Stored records

↓↓↓

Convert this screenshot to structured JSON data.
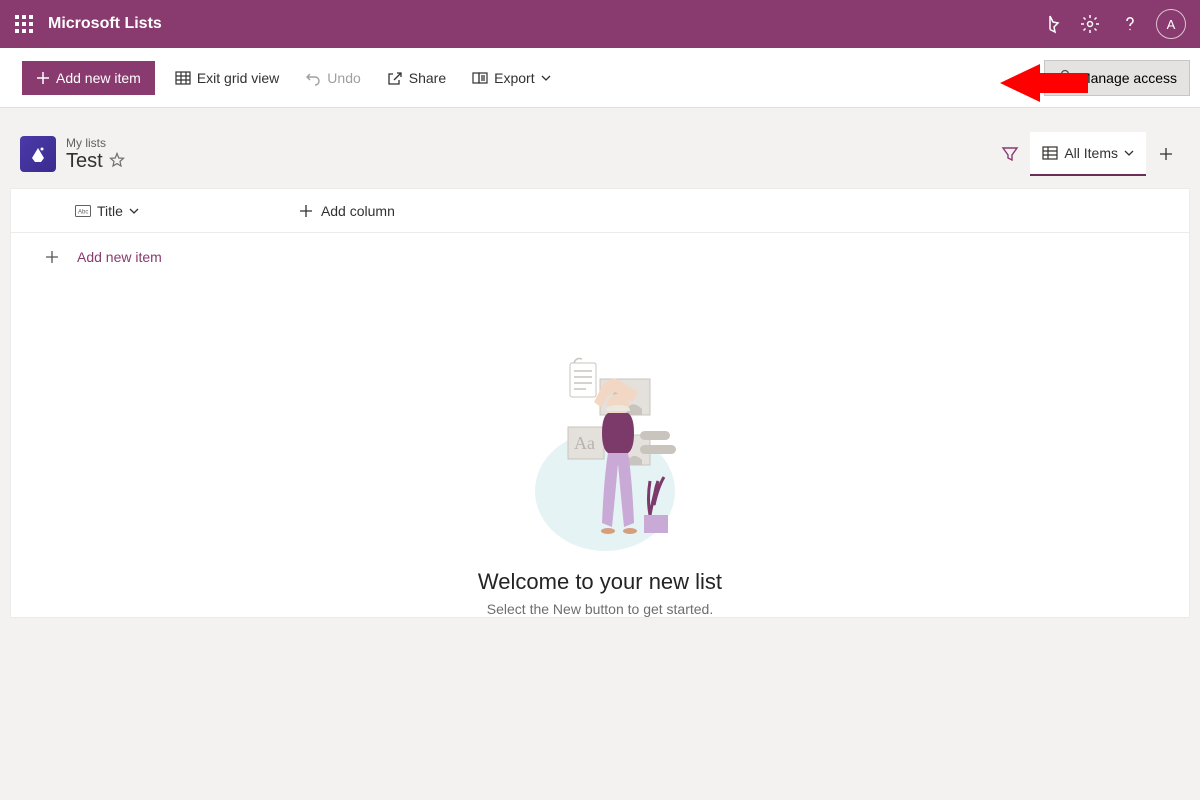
{
  "topbar": {
    "app_name": "Microsoft Lists",
    "avatar_initial": "A"
  },
  "cmdbar": {
    "add_new_item": "Add new item",
    "exit_grid_view": "Exit grid view",
    "undo": "Undo",
    "share": "Share",
    "export": "Export",
    "manage_access": "Manage access"
  },
  "list_header": {
    "breadcrumb": "My lists",
    "title": "Test",
    "view_label": "All Items"
  },
  "columns": {
    "title_col": "Title",
    "add_column": "Add column"
  },
  "add_row_label": "Add new item",
  "empty_state": {
    "title": "Welcome to your new list",
    "subtitle": "Select the New button to get started."
  }
}
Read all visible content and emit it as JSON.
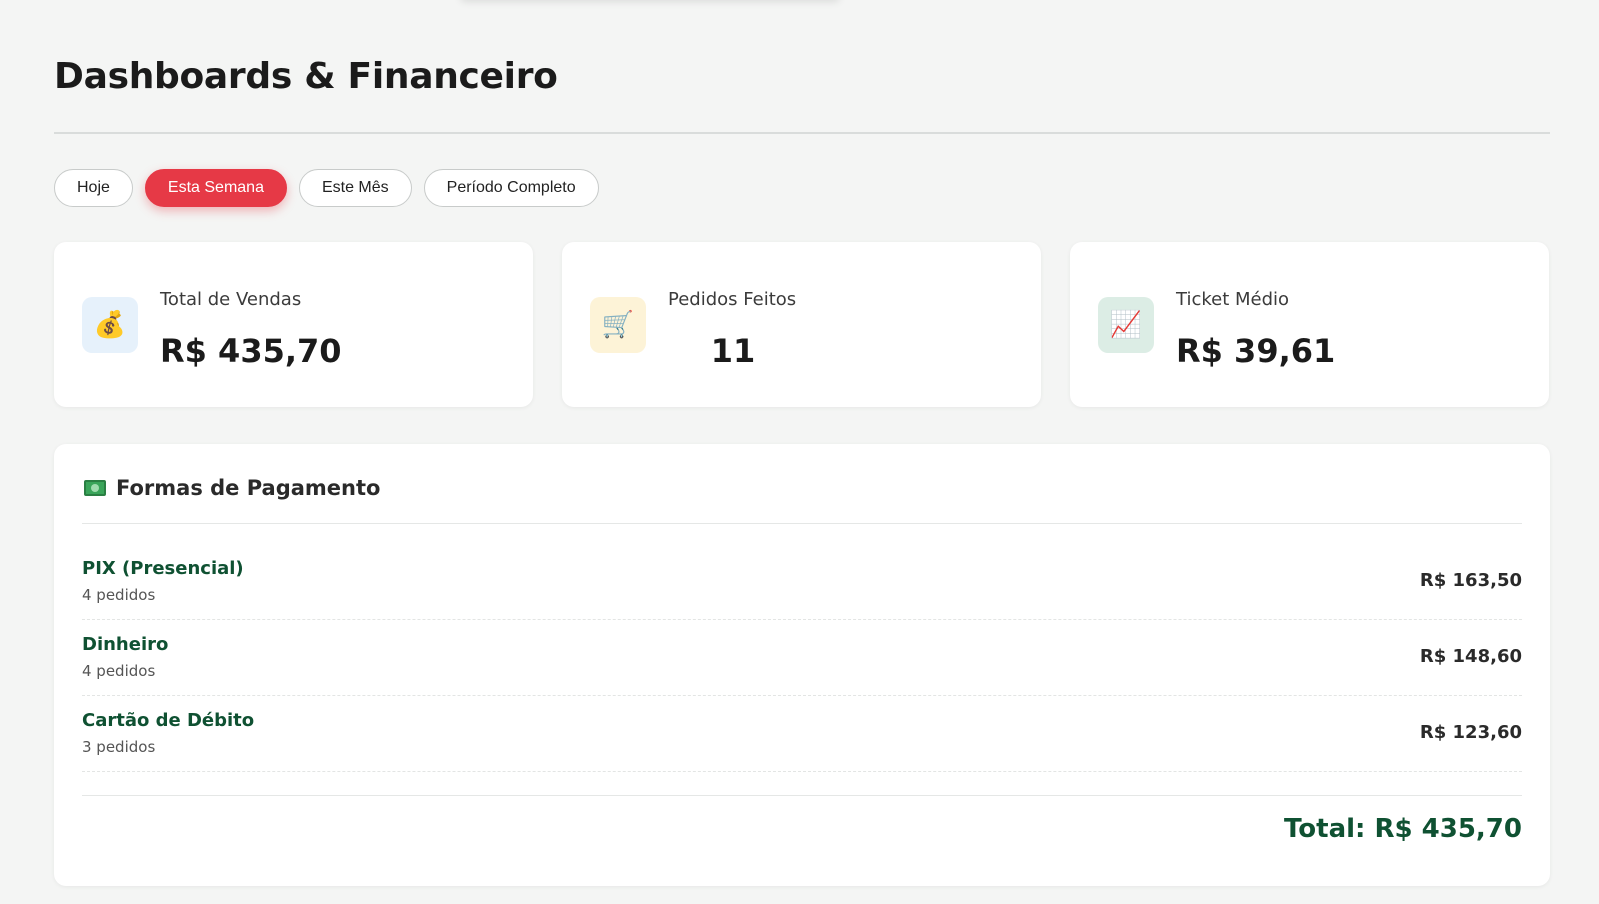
{
  "header": {
    "title": "Dashboards & Financeiro"
  },
  "filters": [
    {
      "label": "Hoje",
      "active": false
    },
    {
      "label": "Esta Semana",
      "active": true
    },
    {
      "label": "Este Mês",
      "active": false
    },
    {
      "label": "Período Completo",
      "active": false
    }
  ],
  "stats": {
    "sales": {
      "icon": "money-bag-icon",
      "icon_char": "💰",
      "label": "Total de Vendas",
      "value": "R$ 435,70",
      "icon_bg": "#e6f1fb"
    },
    "orders": {
      "icon": "shopping-cart-icon",
      "icon_char": "🛒",
      "label": "Pedidos Feitos",
      "value": "11",
      "icon_bg": "#fdf3d7"
    },
    "ticket": {
      "icon": "chart-increasing-icon",
      "icon_char": "📈",
      "label": "Ticket Médio",
      "value": "R$ 39,61",
      "icon_bg": "#dcede5"
    }
  },
  "payments": {
    "icon": "dollar-banknote-icon",
    "title": "Formas de Pagamento",
    "rows": [
      {
        "name": "PIX (Presencial)",
        "count": "4 pedidos",
        "amount": "R$ 163,50"
      },
      {
        "name": "Dinheiro",
        "count": "4 pedidos",
        "amount": "R$ 148,60"
      },
      {
        "name": "Cartão de Débito",
        "count": "3 pedidos",
        "amount": "R$ 123,60"
      }
    ],
    "total": "Total: R$ 435,70"
  },
  "colors": {
    "accent": "#e63946",
    "brand_green": "#0f5132",
    "background": "#f4f5f4"
  }
}
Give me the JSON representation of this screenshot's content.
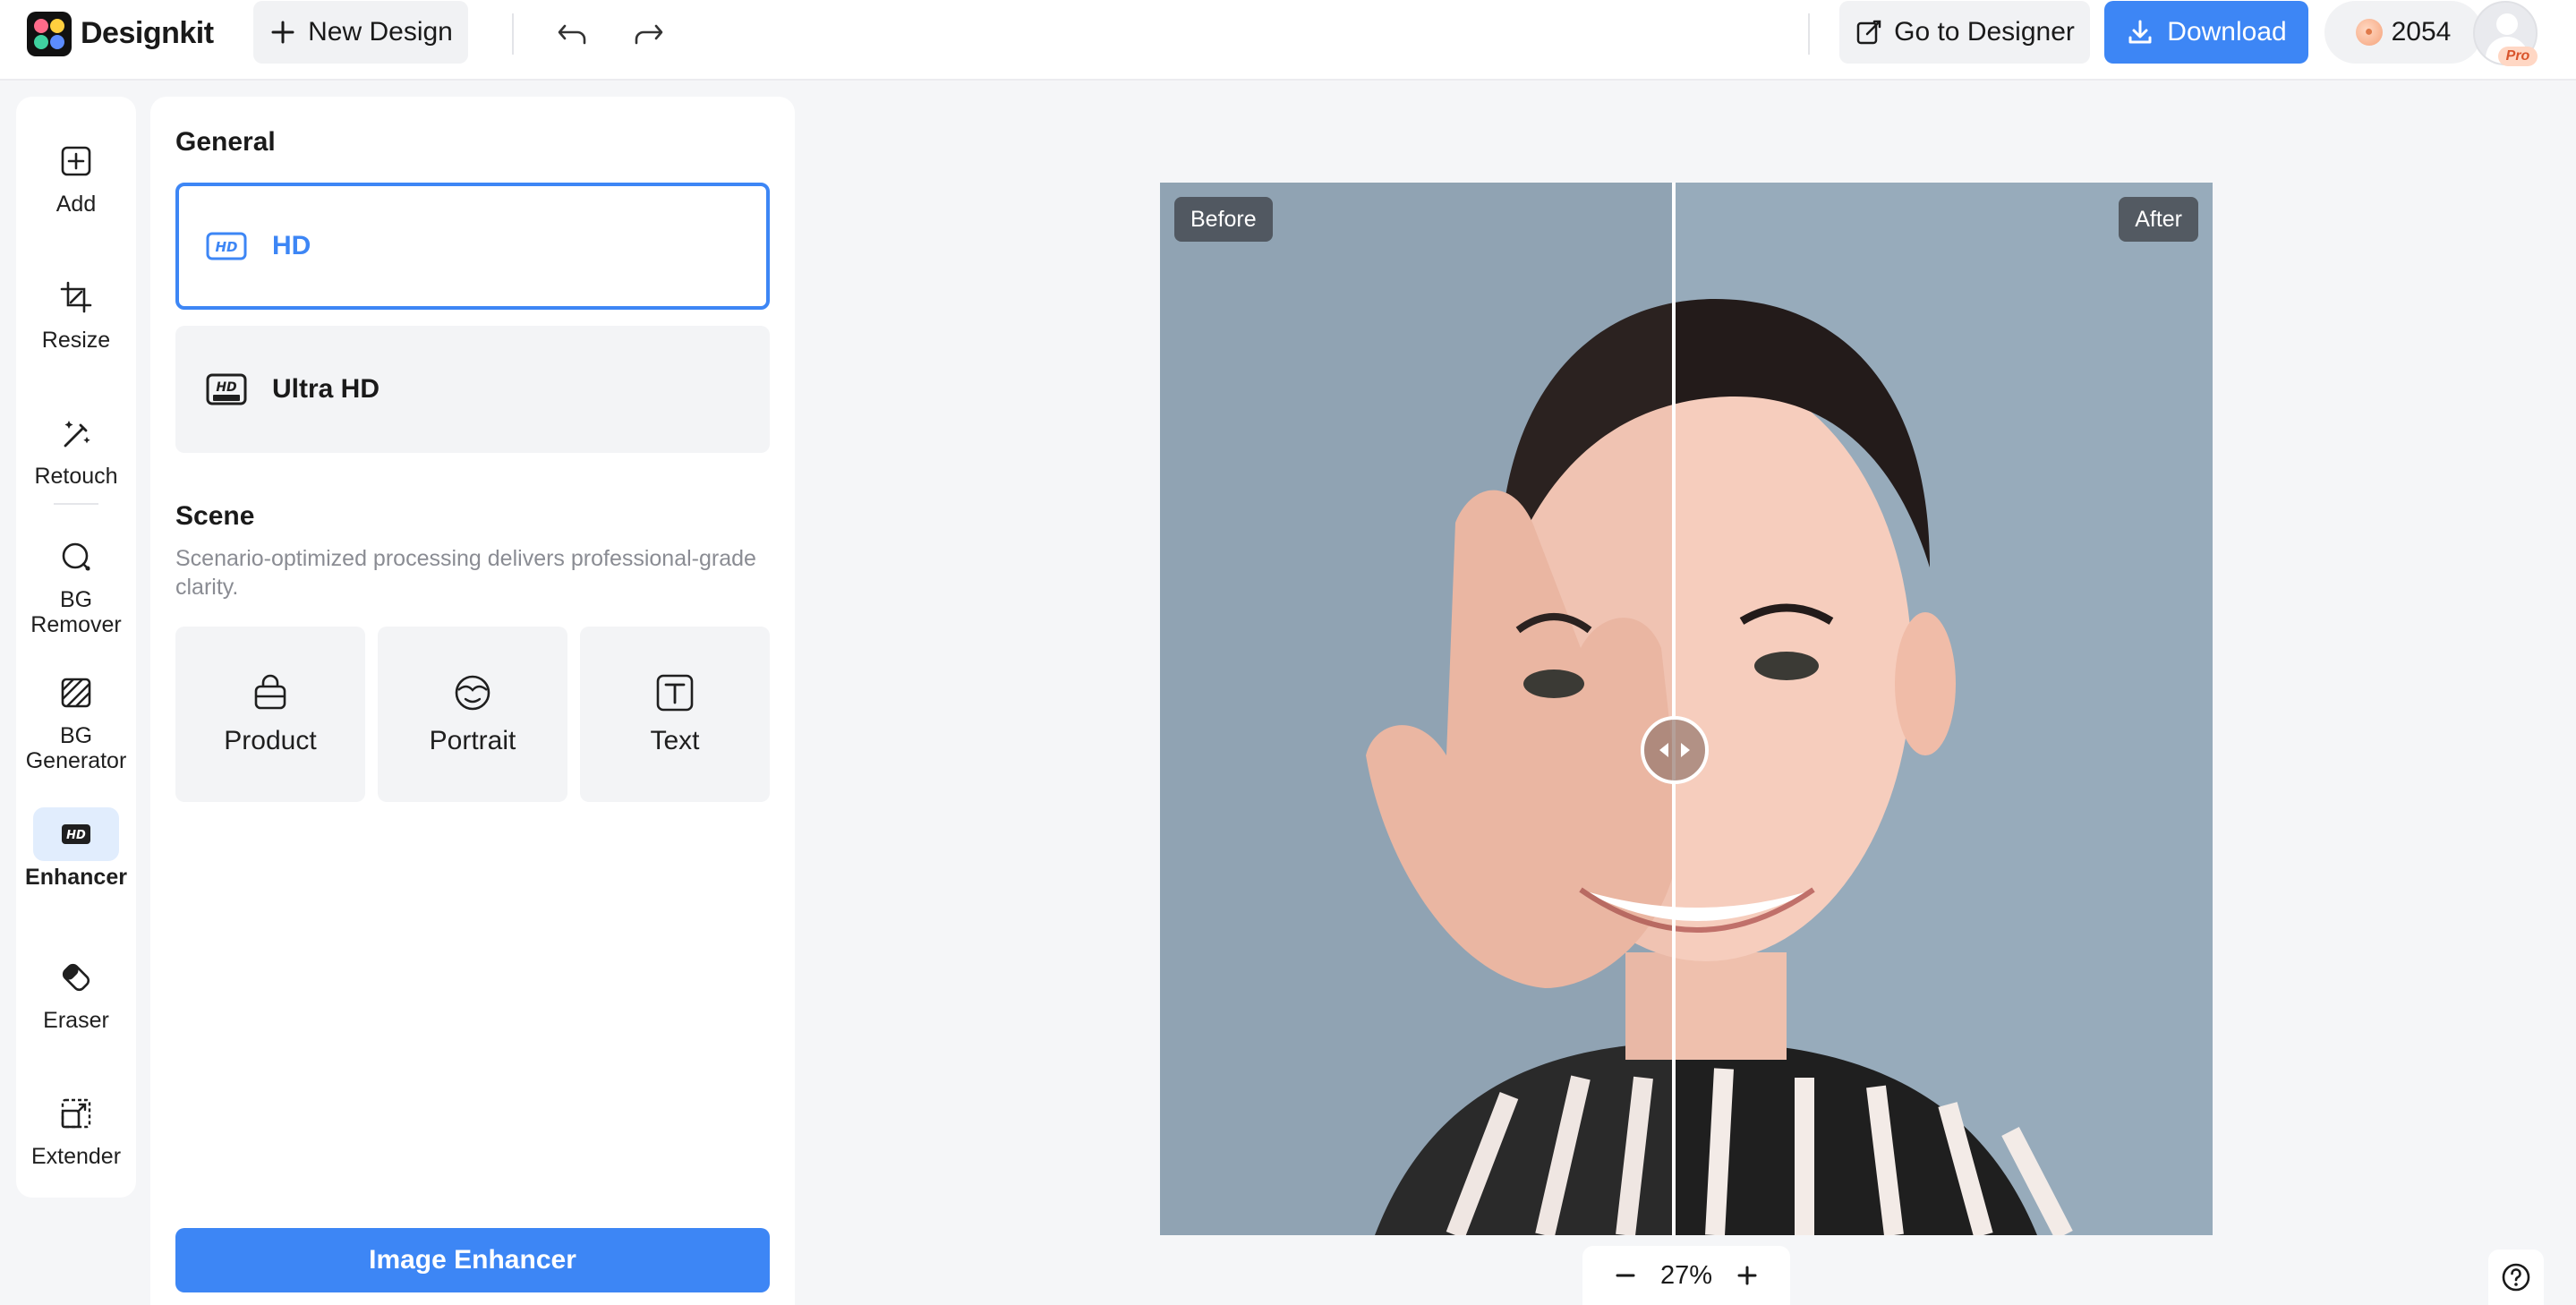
{
  "header": {
    "brand": "Designkit",
    "new_design_label": "New Design",
    "go_to_designer_label": "Go to Designer",
    "download_label": "Download",
    "credits": "2054",
    "pro_badge": "Pro",
    "accent_color": "#3d86f5"
  },
  "sidebar": {
    "items": [
      {
        "label": "Add",
        "icon": "add-square-icon"
      },
      {
        "label": "Resize",
        "icon": "crop-icon"
      },
      {
        "label": "Retouch",
        "icon": "magic-wand-icon"
      },
      {
        "label": "BG Remover",
        "icon": "bg-remover-icon"
      },
      {
        "label": "BG Generator",
        "icon": "bg-generator-icon"
      },
      {
        "label": "Enhancer",
        "icon": "hd-icon",
        "active": true
      },
      {
        "label": "Eraser",
        "icon": "eraser-icon"
      },
      {
        "label": "Extender",
        "icon": "extend-icon"
      }
    ]
  },
  "panel": {
    "general_title": "General",
    "options": [
      {
        "label": "HD",
        "selected": true
      },
      {
        "label": "Ultra HD",
        "selected": false
      }
    ],
    "scene_title": "Scene",
    "scene_description": "Scenario-optimized processing delivers professional-grade clarity.",
    "scenes": [
      {
        "label": "Product",
        "icon": "bag-icon"
      },
      {
        "label": "Portrait",
        "icon": "face-icon"
      },
      {
        "label": "Text",
        "icon": "text-icon"
      }
    ],
    "action_label": "Image Enhancer"
  },
  "canvas": {
    "before_label": "Before",
    "after_label": "After"
  },
  "zoom": {
    "level": "27%"
  }
}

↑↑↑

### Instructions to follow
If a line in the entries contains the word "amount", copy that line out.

### Written response
        "amount": "R$ 163,50"
        "amount": "R$ 148,60"
        "amount": "R$ 123,60"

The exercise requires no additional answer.